What you will do —
A word-for-word repeat of all the data is the goal.
+++
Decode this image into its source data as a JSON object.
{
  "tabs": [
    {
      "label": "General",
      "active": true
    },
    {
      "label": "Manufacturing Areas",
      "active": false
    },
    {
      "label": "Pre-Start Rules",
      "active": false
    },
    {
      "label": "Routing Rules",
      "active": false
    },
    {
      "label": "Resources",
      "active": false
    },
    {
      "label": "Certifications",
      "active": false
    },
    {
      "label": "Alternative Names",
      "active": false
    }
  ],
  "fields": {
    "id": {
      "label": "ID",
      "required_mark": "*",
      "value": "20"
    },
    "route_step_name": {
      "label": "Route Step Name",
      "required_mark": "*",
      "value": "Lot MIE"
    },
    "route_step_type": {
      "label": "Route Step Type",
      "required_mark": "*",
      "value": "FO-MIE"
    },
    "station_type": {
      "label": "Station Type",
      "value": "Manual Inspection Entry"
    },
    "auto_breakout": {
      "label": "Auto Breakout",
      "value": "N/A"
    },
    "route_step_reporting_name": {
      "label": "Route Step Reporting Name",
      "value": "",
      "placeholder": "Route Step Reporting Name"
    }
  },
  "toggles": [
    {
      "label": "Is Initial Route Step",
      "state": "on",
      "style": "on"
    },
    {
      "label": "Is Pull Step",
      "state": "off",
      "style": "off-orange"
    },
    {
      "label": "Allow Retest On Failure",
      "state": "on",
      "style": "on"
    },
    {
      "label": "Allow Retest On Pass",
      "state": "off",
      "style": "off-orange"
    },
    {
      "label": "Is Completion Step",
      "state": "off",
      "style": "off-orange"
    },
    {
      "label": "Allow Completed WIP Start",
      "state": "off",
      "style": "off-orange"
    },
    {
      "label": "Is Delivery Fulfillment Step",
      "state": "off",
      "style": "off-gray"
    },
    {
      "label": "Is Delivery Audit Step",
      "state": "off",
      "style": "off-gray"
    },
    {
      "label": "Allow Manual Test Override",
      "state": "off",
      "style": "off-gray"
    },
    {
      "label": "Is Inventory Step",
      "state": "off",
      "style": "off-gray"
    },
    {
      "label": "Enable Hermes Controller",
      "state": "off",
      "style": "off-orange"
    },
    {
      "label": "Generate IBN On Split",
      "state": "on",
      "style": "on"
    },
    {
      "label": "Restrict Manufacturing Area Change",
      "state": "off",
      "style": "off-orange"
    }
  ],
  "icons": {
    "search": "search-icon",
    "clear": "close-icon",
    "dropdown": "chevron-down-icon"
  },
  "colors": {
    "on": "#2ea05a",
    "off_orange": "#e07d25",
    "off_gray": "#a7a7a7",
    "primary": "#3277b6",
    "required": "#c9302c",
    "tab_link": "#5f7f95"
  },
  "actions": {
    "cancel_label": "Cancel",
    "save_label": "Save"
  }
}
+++
Answer to this task —
Decode this image into its source data as a JSON object.
{
  "tabs": [
    {
      "label": "General",
      "active": true
    },
    {
      "label": "Manufacturing Areas",
      "active": false
    },
    {
      "label": "Pre-Start Rules",
      "active": false
    },
    {
      "label": "Routing Rules",
      "active": false
    },
    {
      "label": "Resources",
      "active": false
    },
    {
      "label": "Certifications",
      "active": false
    },
    {
      "label": "Alternative Names",
      "active": false
    }
  ],
  "fields": {
    "id": {
      "label": "ID",
      "required_mark": "*",
      "value": "20"
    },
    "route_step_name": {
      "label": "Route Step Name",
      "required_mark": "*",
      "value": "Lot MIE"
    },
    "route_step_type": {
      "label": "Route Step Type",
      "required_mark": "*",
      "value": "FO-MIE"
    },
    "station_type": {
      "label": "Station Type",
      "value": "Manual Inspection Entry"
    },
    "auto_breakout": {
      "label": "Auto Breakout",
      "value": "N/A"
    },
    "route_step_reporting_name": {
      "label": "Route Step Reporting Name",
      "value": "",
      "placeholder": "Route Step Reporting Name"
    }
  },
  "toggles": [
    {
      "label": "Is Initial Route Step",
      "state": "on",
      "style": "on"
    },
    {
      "label": "Is Pull Step",
      "state": "off",
      "style": "off-orange"
    },
    {
      "label": "Allow Retest On Failure",
      "state": "on",
      "style": "on"
    },
    {
      "label": "Allow Retest On Pass",
      "state": "off",
      "style": "off-orange"
    },
    {
      "label": "Is Completion Step",
      "state": "off",
      "style": "off-orange"
    },
    {
      "label": "Allow Completed WIP Start",
      "state": "off",
      "style": "off-orange"
    },
    {
      "label": "Is Delivery Fulfillment Step",
      "state": "off",
      "style": "off-gray"
    },
    {
      "label": "Is Delivery Audit Step",
      "state": "off",
      "style": "off-gray"
    },
    {
      "label": "Allow Manual Test Override",
      "state": "off",
      "style": "off-gray"
    },
    {
      "label": "Is Inventory Step",
      "state": "off",
      "style": "off-gray"
    },
    {
      "label": "Enable Hermes Controller",
      "state": "off",
      "style": "off-orange"
    },
    {
      "label": "Generate IBN On Split",
      "state": "on",
      "style": "on"
    },
    {
      "label": "Restrict Manufacturing Area Change",
      "state": "off",
      "style": "off-orange"
    }
  ],
  "icons": {
    "search": "search-icon",
    "clear": "close-icon",
    "dropdown": "chevron-down-icon"
  },
  "colors": {
    "on": "#2ea05a",
    "off_orange": "#e07d25",
    "off_gray": "#a7a7a7",
    "primary": "#3277b6",
    "required": "#c9302c",
    "tab_link": "#5f7f95"
  },
  "actions": {
    "cancel_label": "Cancel",
    "save_label": "Save"
  }
}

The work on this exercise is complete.